---------- EXCERPTED DATA ----------

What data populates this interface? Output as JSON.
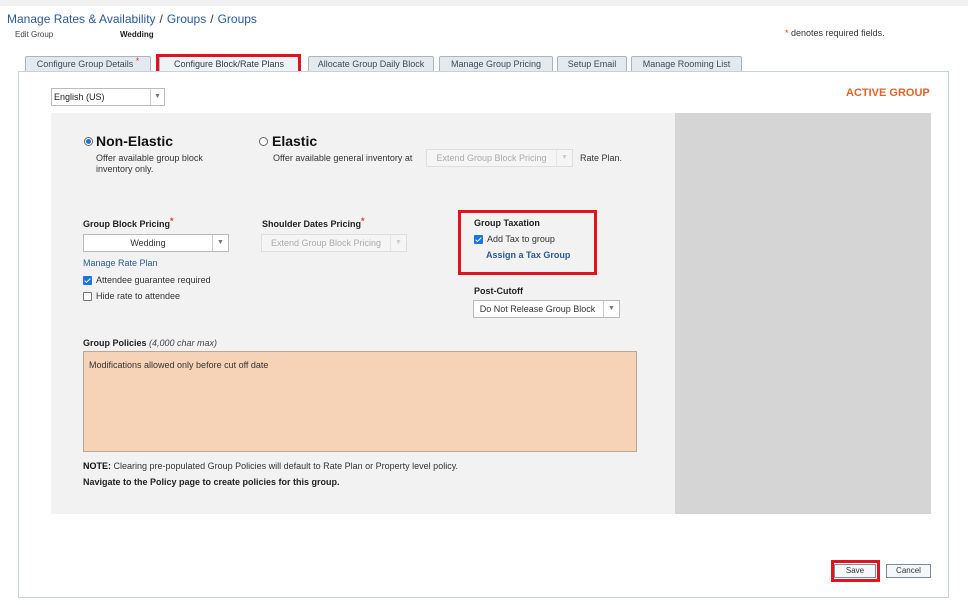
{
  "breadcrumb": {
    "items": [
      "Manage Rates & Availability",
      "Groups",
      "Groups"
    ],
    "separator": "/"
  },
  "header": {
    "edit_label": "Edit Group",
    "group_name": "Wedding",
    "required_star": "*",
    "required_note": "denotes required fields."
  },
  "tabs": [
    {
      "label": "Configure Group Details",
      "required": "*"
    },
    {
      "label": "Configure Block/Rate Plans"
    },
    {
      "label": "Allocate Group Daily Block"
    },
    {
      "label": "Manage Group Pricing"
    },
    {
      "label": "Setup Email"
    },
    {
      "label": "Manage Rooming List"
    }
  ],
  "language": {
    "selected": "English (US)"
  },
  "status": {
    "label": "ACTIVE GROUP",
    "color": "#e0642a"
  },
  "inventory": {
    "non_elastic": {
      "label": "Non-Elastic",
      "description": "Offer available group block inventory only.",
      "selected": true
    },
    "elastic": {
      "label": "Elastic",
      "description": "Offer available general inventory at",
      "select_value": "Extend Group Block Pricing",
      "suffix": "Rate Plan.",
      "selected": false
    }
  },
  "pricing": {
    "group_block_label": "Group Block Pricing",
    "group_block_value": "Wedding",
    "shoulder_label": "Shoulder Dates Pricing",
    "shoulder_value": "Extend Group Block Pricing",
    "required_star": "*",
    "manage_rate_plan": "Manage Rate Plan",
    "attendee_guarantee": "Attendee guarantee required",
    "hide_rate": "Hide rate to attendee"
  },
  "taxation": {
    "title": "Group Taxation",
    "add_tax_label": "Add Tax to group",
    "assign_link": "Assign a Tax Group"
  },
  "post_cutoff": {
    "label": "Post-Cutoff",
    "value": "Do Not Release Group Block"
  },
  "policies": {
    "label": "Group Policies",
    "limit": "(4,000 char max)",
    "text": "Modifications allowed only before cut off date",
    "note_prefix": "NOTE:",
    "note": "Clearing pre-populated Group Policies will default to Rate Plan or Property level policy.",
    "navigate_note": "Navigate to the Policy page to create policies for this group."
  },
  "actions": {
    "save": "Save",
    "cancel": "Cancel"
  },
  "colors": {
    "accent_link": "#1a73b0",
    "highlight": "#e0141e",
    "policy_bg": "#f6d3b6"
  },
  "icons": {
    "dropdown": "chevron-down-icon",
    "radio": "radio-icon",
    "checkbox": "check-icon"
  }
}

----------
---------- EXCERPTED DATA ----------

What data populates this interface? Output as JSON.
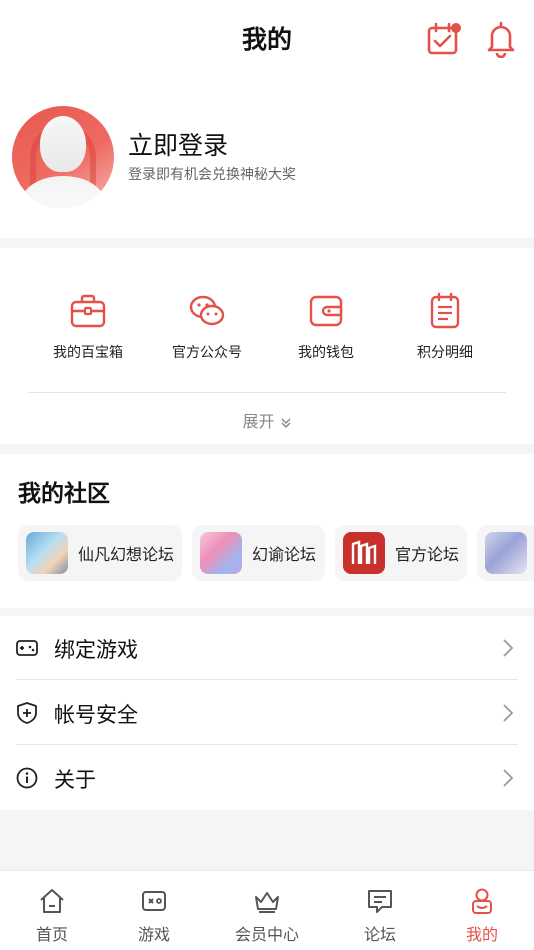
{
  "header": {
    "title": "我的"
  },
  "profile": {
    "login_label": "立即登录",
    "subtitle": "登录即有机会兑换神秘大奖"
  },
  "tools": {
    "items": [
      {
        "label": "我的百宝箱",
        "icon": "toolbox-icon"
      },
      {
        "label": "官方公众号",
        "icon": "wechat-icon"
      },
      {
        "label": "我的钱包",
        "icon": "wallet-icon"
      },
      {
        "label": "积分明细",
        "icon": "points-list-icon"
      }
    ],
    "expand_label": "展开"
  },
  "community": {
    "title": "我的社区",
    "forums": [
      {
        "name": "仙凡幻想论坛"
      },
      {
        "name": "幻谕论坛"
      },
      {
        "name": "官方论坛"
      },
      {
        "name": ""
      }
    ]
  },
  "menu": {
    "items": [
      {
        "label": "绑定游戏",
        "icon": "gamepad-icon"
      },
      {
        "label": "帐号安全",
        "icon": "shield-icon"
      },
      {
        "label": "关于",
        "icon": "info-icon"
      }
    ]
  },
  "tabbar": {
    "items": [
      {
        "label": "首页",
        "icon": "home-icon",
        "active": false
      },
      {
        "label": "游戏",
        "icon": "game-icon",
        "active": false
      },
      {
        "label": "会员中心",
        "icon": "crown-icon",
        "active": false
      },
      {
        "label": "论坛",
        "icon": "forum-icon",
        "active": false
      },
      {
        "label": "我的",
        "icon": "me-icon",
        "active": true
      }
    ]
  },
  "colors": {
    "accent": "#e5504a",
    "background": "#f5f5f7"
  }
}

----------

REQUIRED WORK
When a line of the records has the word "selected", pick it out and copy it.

TASK ANSWER
    "selected": "English (US)"
      "selected": true
      "selected": false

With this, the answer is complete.